> [SUPPLIED RECORDS]
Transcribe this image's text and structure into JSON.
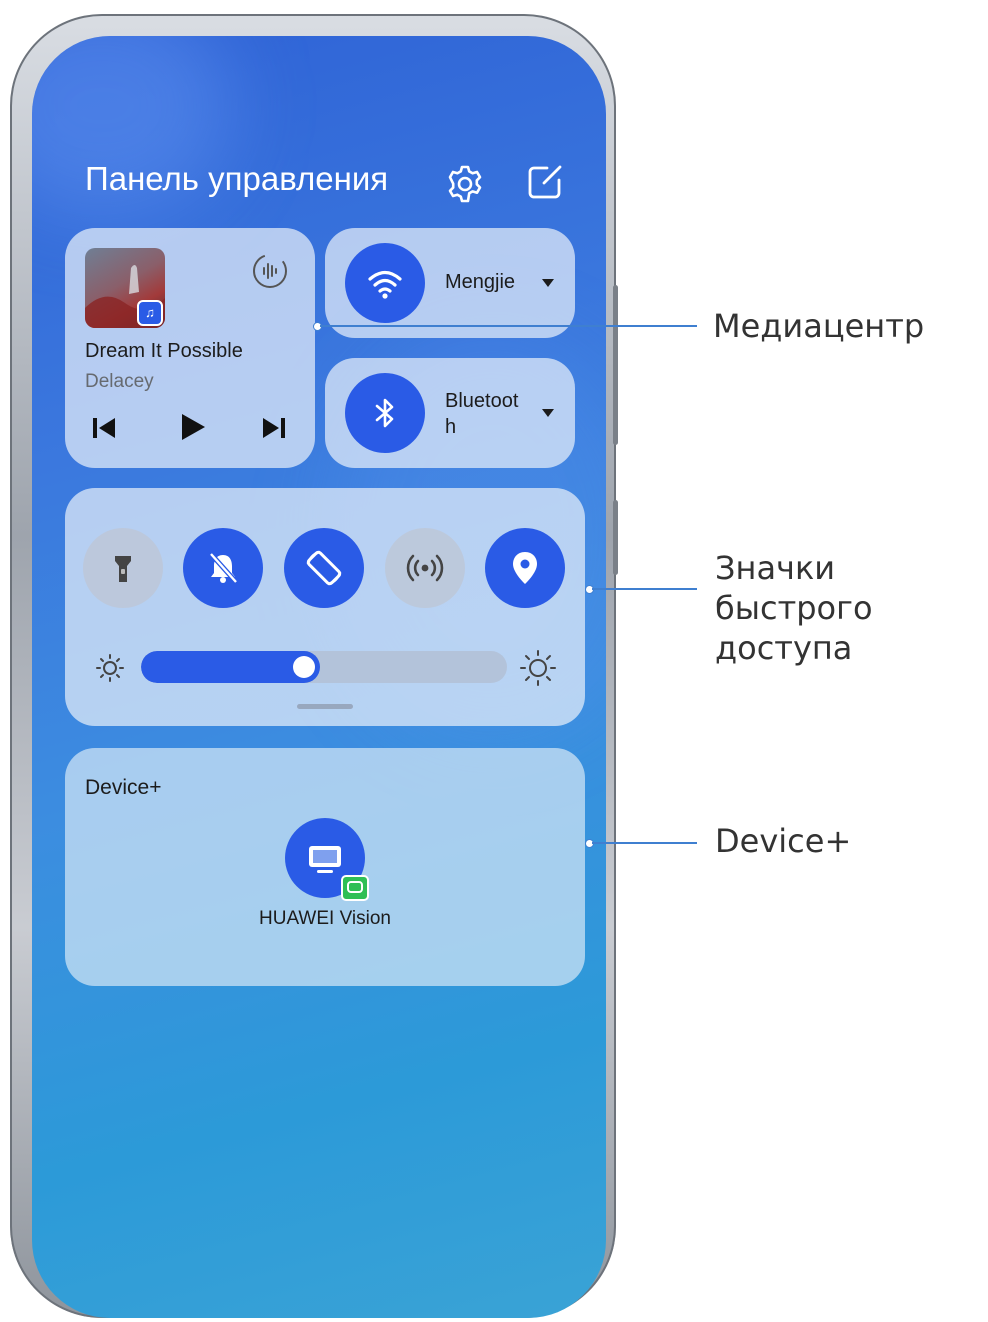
{
  "panel": {
    "title": "Панель управления",
    "settings_icon": "gear-icon",
    "edit_icon": "edit-icon"
  },
  "media": {
    "song": "Dream It Possible",
    "artist": "Delacey",
    "controls": [
      "previous-icon",
      "play-icon",
      "next-icon"
    ],
    "audio_icon": "audio-output-icon"
  },
  "wifi": {
    "name": "Mengjie",
    "icon": "wifi-icon",
    "active": true
  },
  "bluetooth": {
    "name_line1": "Bluetoot",
    "name_line2": "h",
    "icon": "bluetooth-icon",
    "active": true
  },
  "shortcuts": [
    {
      "name": "flashlight-icon",
      "active": false
    },
    {
      "name": "mute-bell-icon",
      "active": true
    },
    {
      "name": "auto-rotate-icon",
      "active": true
    },
    {
      "name": "hotspot-icon",
      "active": false
    },
    {
      "name": "location-icon",
      "active": true
    }
  ],
  "brightness": {
    "level": 0.49
  },
  "device_plus": {
    "title": "Device+",
    "device": "HUAWEI Vision"
  },
  "callouts": {
    "media": "Медиацентр",
    "shortcuts_line1": "Значки быстрого",
    "shortcuts_line2": "доступа",
    "device": "Device+"
  },
  "colors": {
    "accent": "#2a5be6",
    "callout": "#3f7fd0"
  }
}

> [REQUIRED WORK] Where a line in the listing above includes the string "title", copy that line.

> [ANSWER TO THE EXERCISE]
    "title": "Панель управления",
    "title": "Device+",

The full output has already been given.